Brent Newell of the Center on Race, Poverty and the Environment, a national environmental-justice organization, said that when it comes to this area, he's been gravely disappointed. "The agency has been just horrible when it comes to implementing and enforcing Title IV -- that is, ensuring recipients of federal money don't discriminate when it comes to environmental exposures," he told The Root.
An example, he says, is the agency's settlement in the widely reported Angelita v. California Department of Pesticide Regulation case, in which his organization represented the complainants. The EPA found that Latino children's exposure to pesticide pollution was disproportionate to what white children faced. But when it came to the settlement, "the agency lacked the political will to provide a meaningful remedy," he says, lamenting that it provided for little more than continued monitoring.
Newell wasn't alone. Sierra Club President Allison Chin called the settlement "a major blow to the cause of environmental justice."
Politifact concluded in November that overall, the administration had shown mixed progress and characterized its efforts to address environmental justice as "a compromise."
Second-term expectations: The agencies in the Interagency Working Group are due to publish progress reports on their environmental-justice strategies in 2013. The plan, Garcia said, is to "continue with our commitments" and "to be accountable and continue the work."
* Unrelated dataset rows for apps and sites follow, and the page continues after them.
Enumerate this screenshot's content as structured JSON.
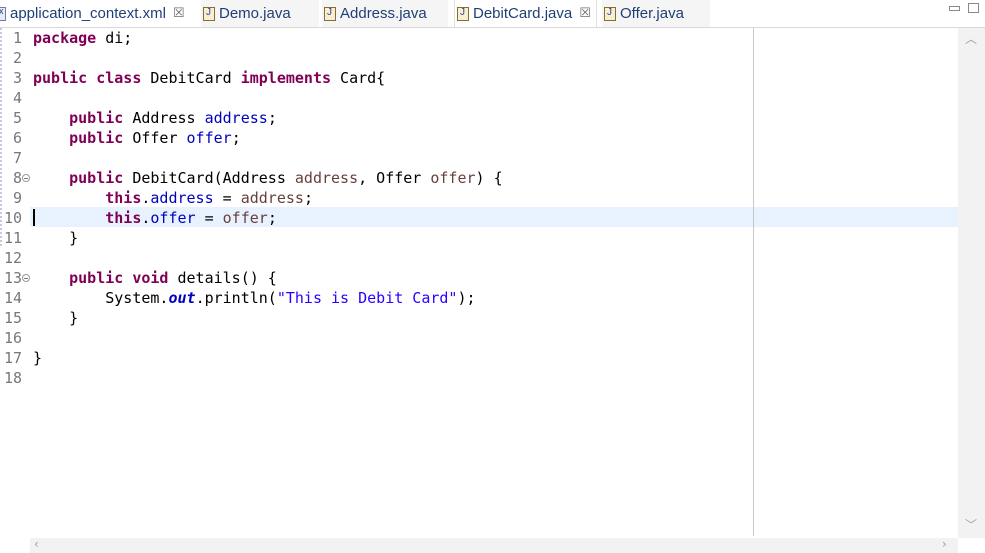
{
  "tabs": [
    {
      "label": "application_context.xml",
      "icon": "xml-file-icon",
      "closable": true,
      "active": false
    },
    {
      "label": "Demo.java",
      "icon": "java-file-icon",
      "closable": false,
      "active": false
    },
    {
      "label": "Address.java",
      "icon": "java-file-icon",
      "closable": false,
      "active": false
    },
    {
      "label": "DebitCard.java",
      "icon": "java-file-icon",
      "closable": true,
      "active": true
    },
    {
      "label": "Offer.java",
      "icon": "java-file-icon",
      "closable": false,
      "active": false
    }
  ],
  "close_glyph": "☒",
  "line_numbers": [
    "1",
    "2",
    "3",
    "4",
    "5",
    "6",
    "7",
    "8",
    "9",
    "10",
    "11",
    "12",
    "13",
    "14",
    "15",
    "16",
    "17",
    "18"
  ],
  "code": {
    "l1_kw": "package",
    "l1_rest": " di;",
    "l3_kw1": "public",
    "l3_kw2": "class",
    "l3_name": " DebitCard ",
    "l3_kw3": "implements",
    "l3_rest": " Card{",
    "l5_kw": "public",
    "l5_type": " Address ",
    "l5_field": "address",
    "l5_end": ";",
    "l6_kw": "public",
    "l6_type": " Offer ",
    "l6_field": "offer",
    "l6_end": ";",
    "l8_kw": "public",
    "l8_a": " DebitCard(Address ",
    "l8_p1": "address",
    "l8_b": ", Offer ",
    "l8_p2": "offer",
    "l8_c": ") {",
    "l9_kw": "this",
    "l9_dot": ".",
    "l9_field": "address",
    "l9_eq": " = ",
    "l9_param": "address",
    "l9_end": ";",
    "l10_kw": "this",
    "l10_dot": ".",
    "l10_field": "offer",
    "l10_eq": " = ",
    "l10_param": "offer",
    "l10_end": ";",
    "l11": "}",
    "l13_kw1": "public",
    "l13_kw2": "void",
    "l13_rest": " details() {",
    "l14_a": "System.",
    "l14_out": "out",
    "l14_b": ".println(",
    "l14_str": "\"This is Debit Card\"",
    "l14_c": ");",
    "l15": "}",
    "l17": "}"
  },
  "colors": {
    "keyword": "#7f0055",
    "field": "#0000c0",
    "parameter": "#6a3e3e",
    "string": "#2a00ff",
    "current_line": "#e8f2fe"
  }
}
"We still think that if you focus on some of the vulnerable populations or areas that are overburdened, you can really make plosive movement and [have a] healthy impact, reduce asthma rates and really improve quality of life in communities," she told The Root.
Outside the agency, Newell says that advocates aren't as hopeful about seeing concrete actions and sanctions for environmental discrimination in the next term. His fear is that the second term will be like the first, characterized by, as he puts it, "a lot of talk and little action."
"If the Obama administration is going to make environmental justice a reality, it has to change the environmental injustice that is occurring on the ground ... We can't continue to talk about 'initiatives.' That's just rearranging the deck chairs on the Titanic," Newell said. "And giving communities a voice isn't [enough], either, if the process is discriminatory. What good is being at the table if you're going to be on the menu?"